Copyright protects the design of 3D articles if the design is aesthetic and not functional. It is becoming common to see highly stylized goods, including coffee makers, kitchen accessories, buildings, television sets, computers, fire extinguishers and many other high-design articles. The test for copyright protection relates to the separation of the design from the useful component of the article. If it is possible to conceive of a separation or distinction between the aesthetic design and the utilitarian useful component of the article, then the design is copyright protectable. Consider the functional belt buckle. The buckle is certainly utilitarian when it latches and holds up the trousers. The stylized design on the front of the buckle, however, expresses no useful purpose and serves as a design element only. The design on the front of the buckle is copyright protectable while the working part of the buckle is not.
Trademark protects the design of a useful article provided the design serves as a trademark source-identifier. In doing so, the design accomplishes the goal of the trademark -- to communicate source, origination, association and characteristics of the article to the consumer. All sorts of 3D designs fullfill this mission as a trademark communicator. One well known 3D symbol is the Coca Cola bottle. The bottle is certainly functional, but a functional bottle need not express the same shape as a Coke bottle. Other shapes can hold liquids just as well. But the shape of the Cole bottle does more - it communicates a brand message to consumers regarding the source and contents. Hence, the 3D design becomes the trademark.
Patent design protection is perhaps the most well known form of design protection in the U.S. A patent design of a 3D article protects the new, novel and nonobvious aspects of the design that are non-functional.

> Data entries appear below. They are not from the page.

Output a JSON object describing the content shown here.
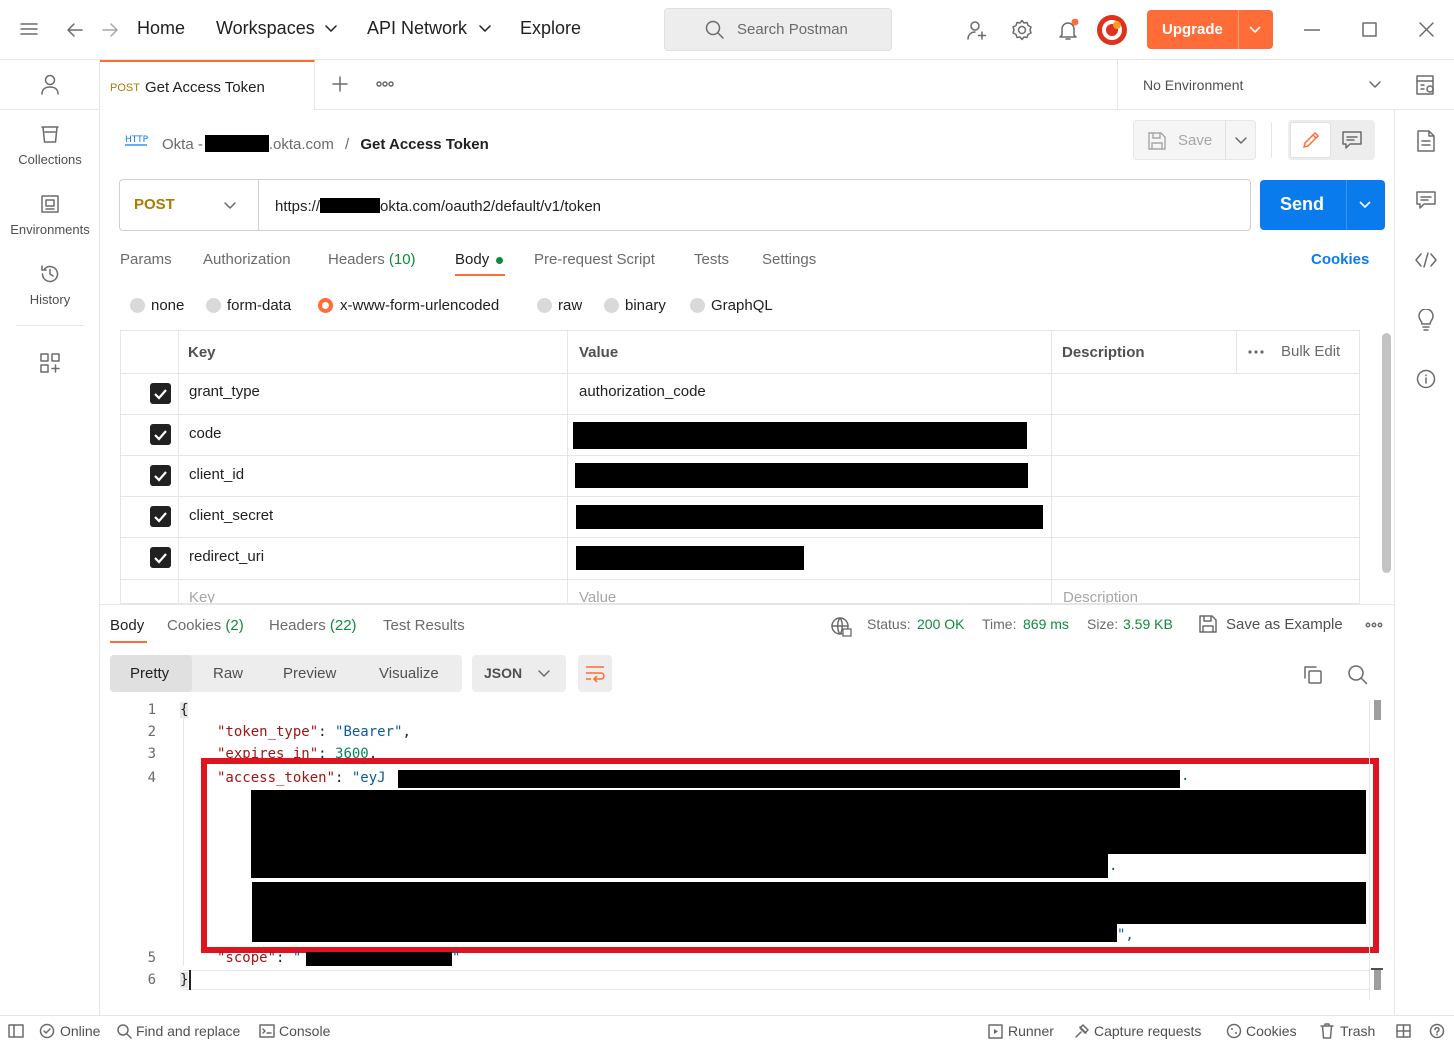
{
  "topbar": {
    "nav": [
      "Home",
      "Workspaces",
      "API Network",
      "Explore"
    ],
    "search_placeholder": "Search Postman",
    "upgrade_label": "Upgrade"
  },
  "sidebar": {
    "items": [
      {
        "label": "Collections",
        "icon": "collections-icon"
      },
      {
        "label": "Environments",
        "icon": "environments-icon"
      },
      {
        "label": "History",
        "icon": "history-icon"
      }
    ]
  },
  "tabs": {
    "active": {
      "method": "POST",
      "title": "Get Access Token"
    },
    "environment": "No Environment"
  },
  "request": {
    "breadcrumb_prefix": "Okta -",
    "breadcrumb_suffix": ".okta.com",
    "breadcrumb_sep": "/",
    "name": "Get Access Token",
    "save_label": "Save",
    "method": "POST",
    "url_prefix": "https://",
    "url_suffix": "okta.com/oauth2/default/v1/token",
    "send_label": "Send",
    "tabs": {
      "params": "Params",
      "authorization": "Authorization",
      "headers": "Headers",
      "headers_count": "(10)",
      "body": "Body",
      "prerequest": "Pre-request Script",
      "tests": "Tests",
      "settings": "Settings",
      "cookies": "Cookies"
    },
    "body_types": [
      "none",
      "form-data",
      "x-www-form-urlencoded",
      "raw",
      "binary",
      "GraphQL"
    ],
    "selected_body_type": "x-www-form-urlencoded",
    "table": {
      "headers": {
        "key": "Key",
        "value": "Value",
        "description": "Description",
        "bulk_edit": "Bulk Edit"
      },
      "rows": [
        {
          "key": "grant_type",
          "value": "authorization_code",
          "checked": true
        },
        {
          "key": "code",
          "value": "",
          "checked": true
        },
        {
          "key": "client_id",
          "value": "",
          "checked": true
        },
        {
          "key": "client_secret",
          "value": "",
          "checked": true
        },
        {
          "key": "redirect_uri",
          "value": "",
          "checked": true
        }
      ],
      "placeholders": {
        "key": "Key",
        "value": "Value",
        "description": "Description"
      }
    }
  },
  "response": {
    "tabs": {
      "body": "Body",
      "cookies": "Cookies",
      "cookies_count": "(2)",
      "headers": "Headers",
      "headers_count": "(22)",
      "test_results": "Test Results"
    },
    "status_label": "Status:",
    "status_value": "200 OK",
    "time_label": "Time:",
    "time_value": "869 ms",
    "size_label": "Size:",
    "size_value": "3.59 KB",
    "save_example": "Save as Example",
    "view_modes": [
      "Pretty",
      "Raw",
      "Preview",
      "Visualize"
    ],
    "format": "JSON",
    "code": {
      "line_numbers": [
        "1",
        "2",
        "3",
        "4",
        "5",
        "6"
      ],
      "open_brace": "{",
      "close_brace": "}",
      "token_type_key": "\"token_type\"",
      "token_type_value": "\"Bearer\"",
      "expires_key": "\"expires_in\"",
      "expires_value": "3600",
      "access_token_key": "\"access_token\"",
      "access_token_prefix": "\"eyJ",
      "scope_key": "\"scope\"",
      "scope_open": "\"",
      "scope_close": "\""
    }
  },
  "statusbar": {
    "online": "Online",
    "find_replace": "Find and replace",
    "console": "Console",
    "runner": "Runner",
    "capture": "Capture requests",
    "cookies": "Cookies",
    "trash": "Trash"
  },
  "colors": {
    "accent": "#ff6c37",
    "send_blue": "#097bed",
    "status_green": "#0f8a3c",
    "highlight_red": "#e0141e"
  }
}
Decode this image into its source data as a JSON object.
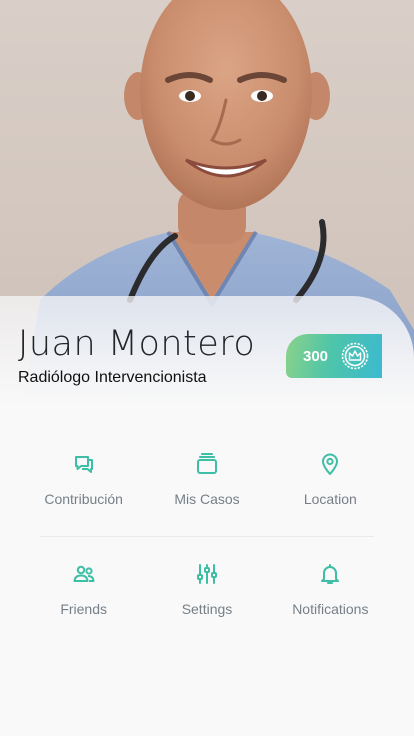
{
  "profile": {
    "name": "Juan Montero",
    "title": "Radiólogo Intervencionista",
    "score": "300"
  },
  "menu": {
    "row1": [
      {
        "label": "Contribución",
        "icon": "chat-bubbles-icon"
      },
      {
        "label": "Mis Casos",
        "icon": "folder-stack-icon"
      },
      {
        "label": "Location",
        "icon": "location-pin-icon"
      }
    ],
    "row2": [
      {
        "label": "Friends",
        "icon": "friends-icon"
      },
      {
        "label": "Settings",
        "icon": "sliders-icon"
      },
      {
        "label": "Notifications",
        "icon": "bell-icon"
      }
    ]
  },
  "colors": {
    "accent": "#3dbfa6",
    "badge_gradient_start": "#8bd28a",
    "badge_gradient_end": "#3bbad0",
    "label": "#767f88",
    "name": "#222629"
  }
}
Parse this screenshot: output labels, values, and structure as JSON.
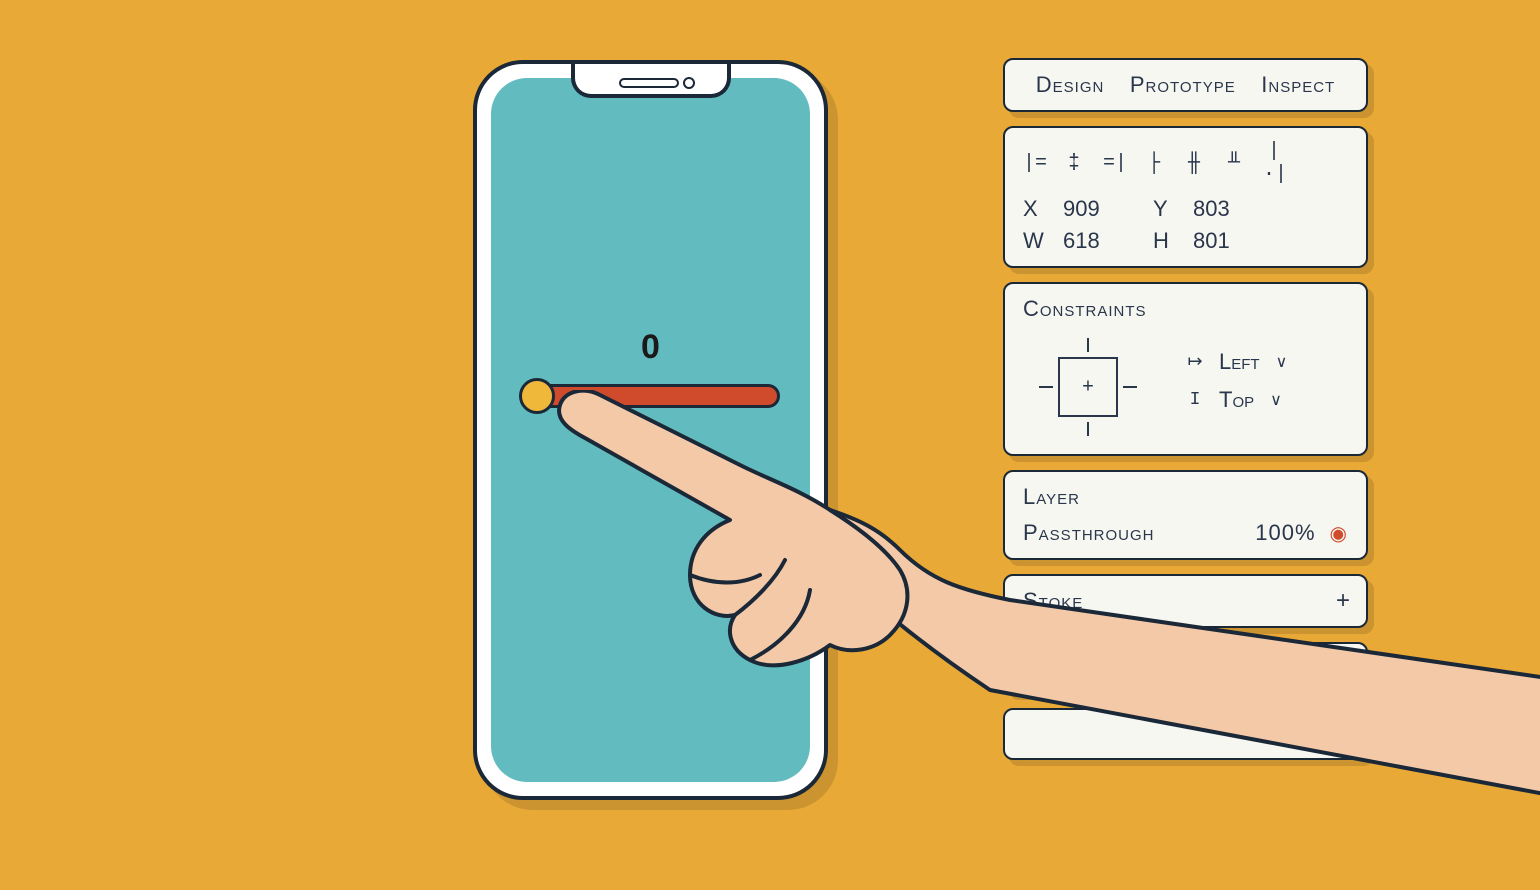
{
  "phone": {
    "slider_value": "0"
  },
  "tabs": {
    "design": "Design",
    "prototype": "Prototype",
    "inspect": "Inspect"
  },
  "align": {
    "g1": "|=",
    "g2": "‡",
    "g3": "=|",
    "g4": "├",
    "g5": "╫",
    "g6": "╨",
    "g7": "|·|"
  },
  "dims": {
    "x_label": "X",
    "x_value": "909",
    "y_label": "Y",
    "y_value": "803",
    "w_label": "W",
    "w_value": "618",
    "h_label": "H",
    "h_value": "801"
  },
  "constraints": {
    "title": "Constraints",
    "horiz_glyph": "↦",
    "horiz_value": "Left",
    "vert_glyph": "I",
    "vert_value": "Top",
    "chev": "∨"
  },
  "layer": {
    "title": "Layer",
    "mode": "Passthrough",
    "opacity": "100%"
  },
  "stroke": {
    "title": "Stoke"
  }
}
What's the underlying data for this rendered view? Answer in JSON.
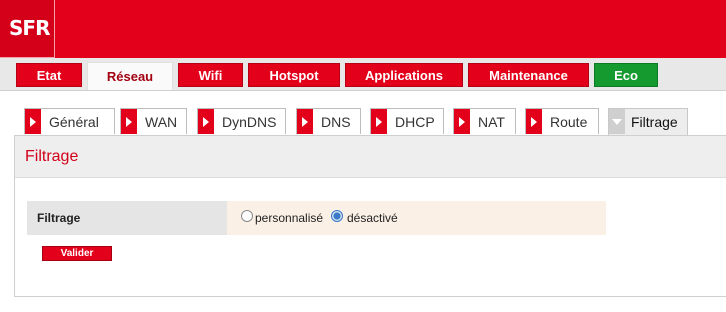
{
  "brand": {
    "logo_text": "SFR"
  },
  "main_nav": [
    {
      "label": "Etat"
    },
    {
      "label": "Réseau"
    },
    {
      "label": "Wifi"
    },
    {
      "label": "Hotspot"
    },
    {
      "label": "Applications"
    },
    {
      "label": "Maintenance"
    },
    {
      "label": "Eco"
    }
  ],
  "sub_nav": [
    {
      "label": "Général"
    },
    {
      "label": "WAN"
    },
    {
      "label": "DynDNS"
    },
    {
      "label": "DNS"
    },
    {
      "label": "DHCP"
    },
    {
      "label": "NAT"
    },
    {
      "label": "Route"
    },
    {
      "label": "Filtrage"
    }
  ],
  "active_main_tab": "Réseau",
  "active_sub_tab": "Filtrage",
  "panel": {
    "title": "Filtrage",
    "field_label": "Filtrage",
    "options": [
      {
        "label": "personnalisé",
        "checked": false
      },
      {
        "label": "désactivé",
        "checked": true
      }
    ],
    "submit_label": "Valider"
  },
  "colors": {
    "brand_red": "#e2001a",
    "eco_green": "#149a2e",
    "radio_selected": "#3a78c8"
  }
}
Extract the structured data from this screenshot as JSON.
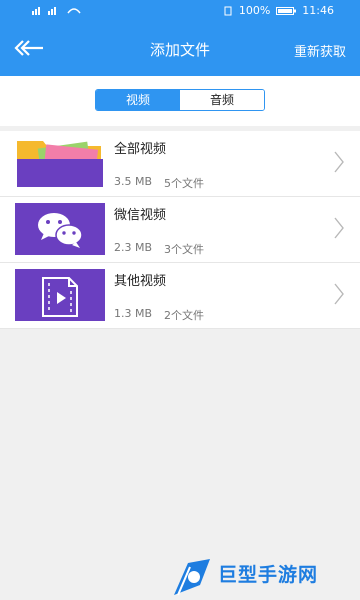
{
  "status_bar": {
    "battery": "100%",
    "time": "11:46"
  },
  "header": {
    "title": "添加文件",
    "refresh_label": "重新获取"
  },
  "tabs": [
    {
      "label": "视频",
      "active": true
    },
    {
      "label": "音频",
      "active": false
    }
  ],
  "folders": [
    {
      "name": "全部视频",
      "size": "3.5 MB",
      "count": "5个文件",
      "icon": "folder-icon"
    },
    {
      "name": "微信视频",
      "size": "2.3 MB",
      "count": "3个文件",
      "icon": "wechat-icon"
    },
    {
      "name": "其他视频",
      "size": "1.3 MB",
      "count": "2个文件",
      "icon": "video-file-icon"
    }
  ],
  "watermark": {
    "text": "巨型手游网"
  },
  "colors": {
    "primary": "#2f95f1",
    "thumb_purple": "#6a3fc0",
    "watermark": "#1e7de0"
  }
}
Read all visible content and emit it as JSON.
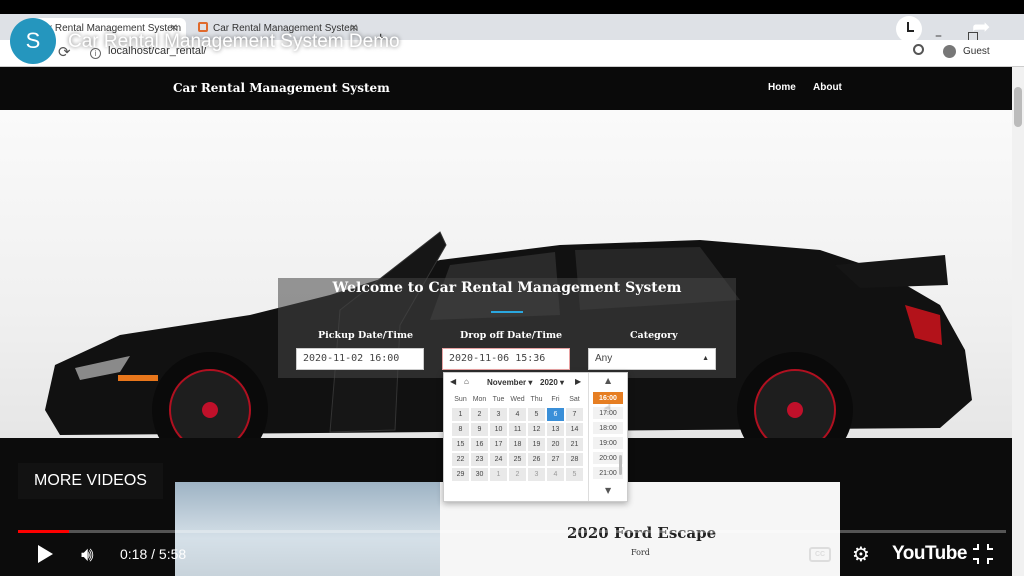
{
  "browser": {
    "tabs": [
      {
        "label": "Car Rental Management System",
        "active": true
      },
      {
        "label": "Car Rental Management System",
        "active": false
      }
    ],
    "new_tab_icon": "+",
    "url": "localhost/car_rental/",
    "profile_label": "Guest"
  },
  "site": {
    "brand": "Car Rental Management System",
    "nav": [
      "Home",
      "About"
    ]
  },
  "hero": {
    "welcome": "Welcome to Car Rental Management System",
    "pickup_label": "Pickup Date/Time",
    "pickup_value": "2020-11-02 16:00",
    "dropoff_label": "Drop off Date/Time",
    "dropoff_value": "2020-11-06 15:36",
    "category_label": "Category",
    "category_value": "Any"
  },
  "datepicker": {
    "month": "November",
    "year": "2020",
    "weekdays": [
      "Sun",
      "Mon",
      "Tue",
      "Wed",
      "Thu",
      "Fri",
      "Sat"
    ],
    "weeks": [
      [
        "1",
        "2",
        "3",
        "4",
        "5",
        "6",
        "7"
      ],
      [
        "8",
        "9",
        "10",
        "11",
        "12",
        "13",
        "14"
      ],
      [
        "15",
        "16",
        "17",
        "18",
        "19",
        "20",
        "21"
      ],
      [
        "22",
        "23",
        "24",
        "25",
        "26",
        "27",
        "28"
      ],
      [
        "29",
        "30",
        "1",
        "2",
        "3",
        "4",
        "5"
      ]
    ],
    "selected_day": "6",
    "times": [
      "16:00",
      "17:00",
      "18:00",
      "19:00",
      "20:00",
      "21:00"
    ],
    "selected_time": "16:00"
  },
  "listing": {
    "title": "2020 Ford Escape",
    "subtitle": "Ford"
  },
  "youtube": {
    "channel_initial": "S",
    "title": "Car Rental Management System Demo",
    "watch_later": "Watch later",
    "share": "Share",
    "more_videos": "MORE VIDEOS",
    "time": "0:18 / 5:58",
    "progress_fraction": 0.052,
    "cc_label": "CC",
    "logo": "YouTube",
    "accent_color": "#ff0000",
    "avatar_color": "#2596be"
  },
  "icons": [
    "back-icon",
    "reload-icon",
    "info-icon",
    "search-icon",
    "profile-icon",
    "watch-later-icon",
    "share-icon",
    "play-icon",
    "volume-icon",
    "settings-icon",
    "exit-fullscreen-icon",
    "cursor-icon"
  ]
}
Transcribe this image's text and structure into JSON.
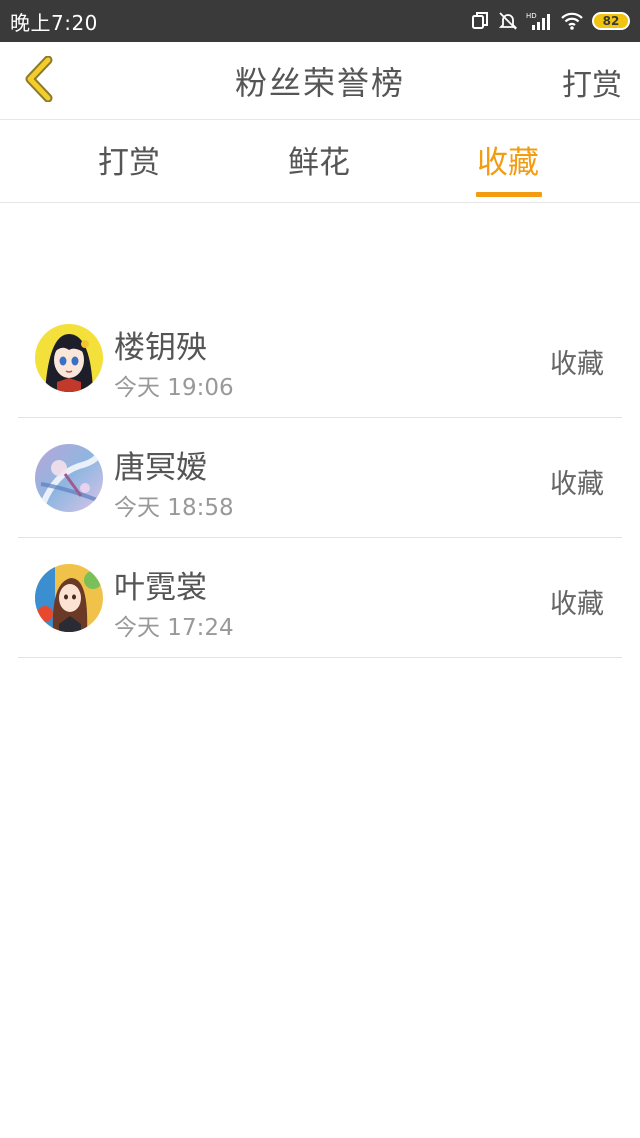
{
  "status_bar": {
    "time": "晚上7:20",
    "battery": "82",
    "icons": [
      "sim-icon",
      "bell-off-icon",
      "hd-signal-icon",
      "wifi-icon",
      "battery-icon"
    ]
  },
  "header": {
    "back_icon": "chevron-left-icon",
    "title": "粉丝荣誉榜",
    "action": "打赏"
  },
  "tabs": [
    {
      "label": "打赏",
      "active": false
    },
    {
      "label": "鲜花",
      "active": false
    },
    {
      "label": "收藏",
      "active": true
    }
  ],
  "list": [
    {
      "name": "楼钥殃",
      "time": "今天 19:06",
      "action": "收藏"
    },
    {
      "name": "唐冥嫒",
      "time": "今天 18:58",
      "action": "收藏"
    },
    {
      "name": "叶霓裳",
      "time": "今天 17:24",
      "action": "收藏"
    }
  ],
  "colors": {
    "accent": "#f39c12",
    "status_bar": "#3a3a3a",
    "text": "#555555",
    "subtext": "#999999",
    "divider": "#e6e6e6",
    "back_icon": "#e8c22c"
  }
}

The differences between the protection of design afforded by each of the IP laws derives from the purpose of each law. Neither trademark law nor copyright law require the newness, novelty or nonobviousness of design as is required by patent law. A valid copyright requires only a minimal degree of nonfunctional creativity, whether or not the resulting design is novel or non-obvious. For a valid trademark, the aesthetic design must serve a trademark's traditional source-identifier function. Plus, the trademark design of the article must be recognized by consumers as a trademark as opposed to a product design. This requirement of "secondary meaning" in order to obtain a trademark for a product design usually means that the design must be in use for at least five years in order to obtain trademark design protection.
Another important distinction between the three IP laws concerns the term of protection. Copyright protection commences upon creation (whether or not a form is filed with the U.S. Copyright Office) and lasts for the life of the author plus 70 years. A trademark commences upon use (whether or not a form is filed with the PTO) and can potentially last forever, so long as the design is used as a source identifying trademark. A patent design commences only upon issuance of an issued patent (formal application to the PTO is required) and lasts for fourteen years following the grant issued by the PTO.